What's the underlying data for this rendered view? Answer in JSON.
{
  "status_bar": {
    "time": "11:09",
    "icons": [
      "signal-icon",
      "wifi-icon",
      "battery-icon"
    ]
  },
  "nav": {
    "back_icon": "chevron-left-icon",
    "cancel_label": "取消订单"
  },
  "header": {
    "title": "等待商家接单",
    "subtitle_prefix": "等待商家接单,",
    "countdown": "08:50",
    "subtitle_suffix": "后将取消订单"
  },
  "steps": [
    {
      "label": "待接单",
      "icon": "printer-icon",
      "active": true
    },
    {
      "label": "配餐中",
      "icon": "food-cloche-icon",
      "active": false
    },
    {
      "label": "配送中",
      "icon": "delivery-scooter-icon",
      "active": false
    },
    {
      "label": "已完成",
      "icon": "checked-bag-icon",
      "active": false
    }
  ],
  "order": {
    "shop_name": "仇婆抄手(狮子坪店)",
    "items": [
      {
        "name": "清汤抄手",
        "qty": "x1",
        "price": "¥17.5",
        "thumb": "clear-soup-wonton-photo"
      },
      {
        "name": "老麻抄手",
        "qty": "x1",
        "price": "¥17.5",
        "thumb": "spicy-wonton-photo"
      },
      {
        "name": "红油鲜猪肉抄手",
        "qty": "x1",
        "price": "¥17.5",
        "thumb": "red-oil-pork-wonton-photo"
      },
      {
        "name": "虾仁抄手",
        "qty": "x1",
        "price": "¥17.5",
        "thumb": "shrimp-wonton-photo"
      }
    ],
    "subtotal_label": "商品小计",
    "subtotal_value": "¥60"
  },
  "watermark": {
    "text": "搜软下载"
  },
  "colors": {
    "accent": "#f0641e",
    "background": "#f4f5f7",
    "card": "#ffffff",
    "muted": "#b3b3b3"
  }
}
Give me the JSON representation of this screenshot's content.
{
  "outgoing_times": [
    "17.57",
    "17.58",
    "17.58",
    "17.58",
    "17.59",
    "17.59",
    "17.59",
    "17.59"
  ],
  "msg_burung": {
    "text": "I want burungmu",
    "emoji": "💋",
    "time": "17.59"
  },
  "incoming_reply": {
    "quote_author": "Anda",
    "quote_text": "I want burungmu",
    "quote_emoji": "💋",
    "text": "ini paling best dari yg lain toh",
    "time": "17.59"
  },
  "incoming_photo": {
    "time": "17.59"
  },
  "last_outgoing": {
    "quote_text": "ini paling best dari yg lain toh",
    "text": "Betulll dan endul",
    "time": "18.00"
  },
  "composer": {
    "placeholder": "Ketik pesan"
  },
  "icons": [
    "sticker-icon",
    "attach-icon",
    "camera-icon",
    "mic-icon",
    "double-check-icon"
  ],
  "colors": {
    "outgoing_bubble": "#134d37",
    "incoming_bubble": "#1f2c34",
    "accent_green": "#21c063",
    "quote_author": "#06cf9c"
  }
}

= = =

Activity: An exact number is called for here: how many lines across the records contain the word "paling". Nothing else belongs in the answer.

Response to this exercise: 2